═════ DATA FOR THIS TASK

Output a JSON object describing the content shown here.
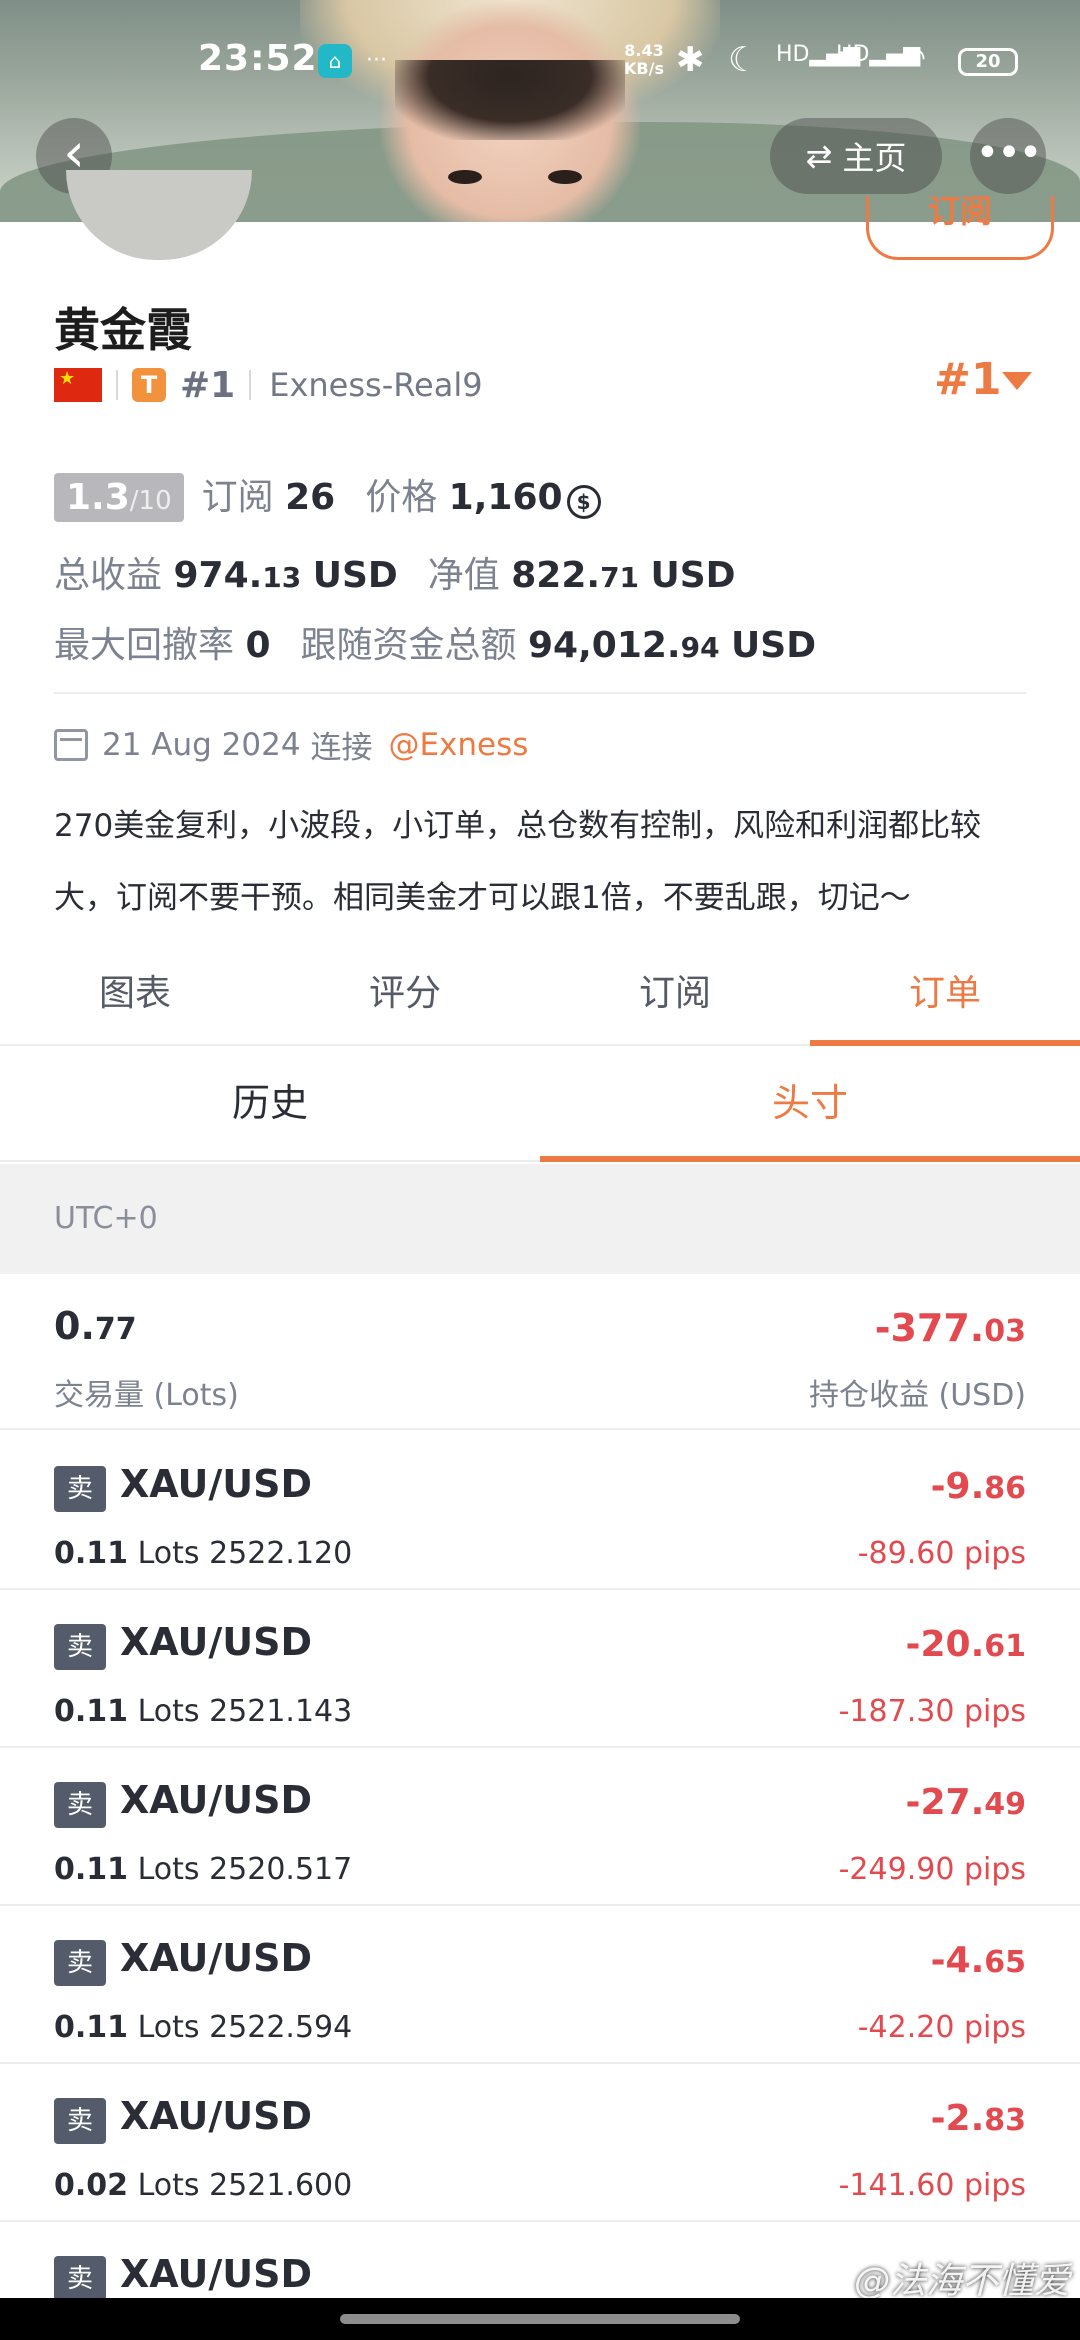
{
  "status_bar": {
    "time": "23:52",
    "net_speed_value": "8.43",
    "net_speed_unit": "KB/s",
    "signal_1": "HD",
    "signal_2": "HD",
    "battery": "20"
  },
  "header": {
    "home_label": "主页",
    "subscribe_label": "订阅"
  },
  "profile": {
    "name": "黄金霞",
    "tier": "T",
    "rank_small": "#1",
    "server": "Exness-Real9",
    "rank_big": "#1",
    "rating": "1.3",
    "rating_out_of": "/10",
    "subscriptions_label": "订阅",
    "subscriptions": "26",
    "price_label": "价格",
    "price": "1,160",
    "total_profit_label": "总收益",
    "total_profit_int": "974.",
    "total_profit_dec": "13",
    "total_profit_unit": "USD",
    "equity_label": "净值",
    "equity_int": "822.",
    "equity_dec": "71",
    "equity_unit": "USD",
    "max_drawdown_label": "最大回撤率",
    "max_drawdown": "0",
    "follower_funds_label": "跟随资金总额",
    "follower_funds_int": "94,012.",
    "follower_funds_dec": "94",
    "follower_funds_unit": "USD",
    "connected_date": "21 Aug 2024",
    "connected_label": "连接",
    "broker": "@Exness",
    "description": "270美金复利，小波段，小订单，总仓数有控制，风险和利润都比较大，订阅不要干预。相同美金才可以跟1倍，不要乱跟，切记～"
  },
  "tabs": [
    {
      "label": "图表",
      "active": false
    },
    {
      "label": "评分",
      "active": false
    },
    {
      "label": "订阅",
      "active": false
    },
    {
      "label": "订单",
      "active": true
    }
  ],
  "subtabs": [
    {
      "label": "历史",
      "active": false
    },
    {
      "label": "头寸",
      "active": true
    }
  ],
  "timezone": "UTC+0",
  "summary": {
    "lots_int": "0.",
    "lots_dec": "77",
    "lots_label": "交易量 (Lots)",
    "pnl_int": "-377.",
    "pnl_dec": "03",
    "pnl_label": "持仓收益 (USD)"
  },
  "orders": [
    {
      "side": "卖",
      "symbol": "XAU/USD",
      "lots": "0.11",
      "lots_unit": "Lots",
      "price": "2522.120",
      "profit_int": "-9.",
      "profit_dec": "86",
      "pips": "-89.60 pips"
    },
    {
      "side": "卖",
      "symbol": "XAU/USD",
      "lots": "0.11",
      "lots_unit": "Lots",
      "price": "2521.143",
      "profit_int": "-20.",
      "profit_dec": "61",
      "pips": "-187.30 pips"
    },
    {
      "side": "卖",
      "symbol": "XAU/USD",
      "lots": "0.11",
      "lots_unit": "Lots",
      "price": "2520.517",
      "profit_int": "-27.",
      "profit_dec": "49",
      "pips": "-249.90 pips"
    },
    {
      "side": "卖",
      "symbol": "XAU/USD",
      "lots": "0.11",
      "lots_unit": "Lots",
      "price": "2522.594",
      "profit_int": "-4.",
      "profit_dec": "65",
      "pips": "-42.20 pips"
    },
    {
      "side": "卖",
      "symbol": "XAU/USD",
      "lots": "0.02",
      "lots_unit": "Lots",
      "price": "2521.600",
      "profit_int": "-2.",
      "profit_dec": "83",
      "pips": "-141.60 pips"
    },
    {
      "side": "卖",
      "symbol": "XAU/USD"
    }
  ],
  "watermark": "@法海不懂爱"
}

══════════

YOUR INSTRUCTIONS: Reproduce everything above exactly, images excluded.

YOUR RESPONSE:
Output a JSON object describing the content shown here.
{
  "status_bar": {
    "time": "23:52",
    "net_speed_value": "8.43",
    "net_speed_unit": "KB/s",
    "signal_1": "HD",
    "signal_2": "HD",
    "battery": "20"
  },
  "header": {
    "home_label": "主页",
    "subscribe_label": "订阅"
  },
  "profile": {
    "name": "黄金霞",
    "tier": "T",
    "rank_small": "#1",
    "server": "Exness-Real9",
    "rank_big": "#1",
    "rating": "1.3",
    "rating_out_of": "/10",
    "subscriptions_label": "订阅",
    "subscriptions": "26",
    "price_label": "价格",
    "price": "1,160",
    "total_profit_label": "总收益",
    "total_profit_int": "974.",
    "total_profit_dec": "13",
    "total_profit_unit": "USD",
    "equity_label": "净值",
    "equity_int": "822.",
    "equity_dec": "71",
    "equity_unit": "USD",
    "max_drawdown_label": "最大回撤率",
    "max_drawdown": "0",
    "follower_funds_label": "跟随资金总额",
    "follower_funds_int": "94,012.",
    "follower_funds_dec": "94",
    "follower_funds_unit": "USD",
    "connected_date": "21 Aug 2024",
    "connected_label": "连接",
    "broker": "@Exness",
    "description": "270美金复利，小波段，小订单，总仓数有控制，风险和利润都比较大，订阅不要干预。相同美金才可以跟1倍，不要乱跟，切记～"
  },
  "tabs": [
    {
      "label": "图表",
      "active": false
    },
    {
      "label": "评分",
      "active": false
    },
    {
      "label": "订阅",
      "active": false
    },
    {
      "label": "订单",
      "active": true
    }
  ],
  "subtabs": [
    {
      "label": "历史",
      "active": false
    },
    {
      "label": "头寸",
      "active": true
    }
  ],
  "timezone": "UTC+0",
  "summary": {
    "lots_int": "0.",
    "lots_dec": "77",
    "lots_label": "交易量 (Lots)",
    "pnl_int": "-377.",
    "pnl_dec": "03",
    "pnl_label": "持仓收益 (USD)"
  },
  "orders": [
    {
      "side": "卖",
      "symbol": "XAU/USD",
      "lots": "0.11",
      "lots_unit": "Lots",
      "price": "2522.120",
      "profit_int": "-9.",
      "profit_dec": "86",
      "pips": "-89.60 pips"
    },
    {
      "side": "卖",
      "symbol": "XAU/USD",
      "lots": "0.11",
      "lots_unit": "Lots",
      "price": "2521.143",
      "profit_int": "-20.",
      "profit_dec": "61",
      "pips": "-187.30 pips"
    },
    {
      "side": "卖",
      "symbol": "XAU/USD",
      "lots": "0.11",
      "lots_unit": "Lots",
      "price": "2520.517",
      "profit_int": "-27.",
      "profit_dec": "49",
      "pips": "-249.90 pips"
    },
    {
      "side": "卖",
      "symbol": "XAU/USD",
      "lots": "0.11",
      "lots_unit": "Lots",
      "price": "2522.594",
      "profit_int": "-4.",
      "profit_dec": "65",
      "pips": "-42.20 pips"
    },
    {
      "side": "卖",
      "symbol": "XAU/USD",
      "lots": "0.02",
      "lots_unit": "Lots",
      "price": "2521.600",
      "profit_int": "-2.",
      "profit_dec": "83",
      "pips": "-141.60 pips"
    },
    {
      "side": "卖",
      "symbol": "XAU/USD"
    }
  ],
  "watermark": "@法海不懂爱"
}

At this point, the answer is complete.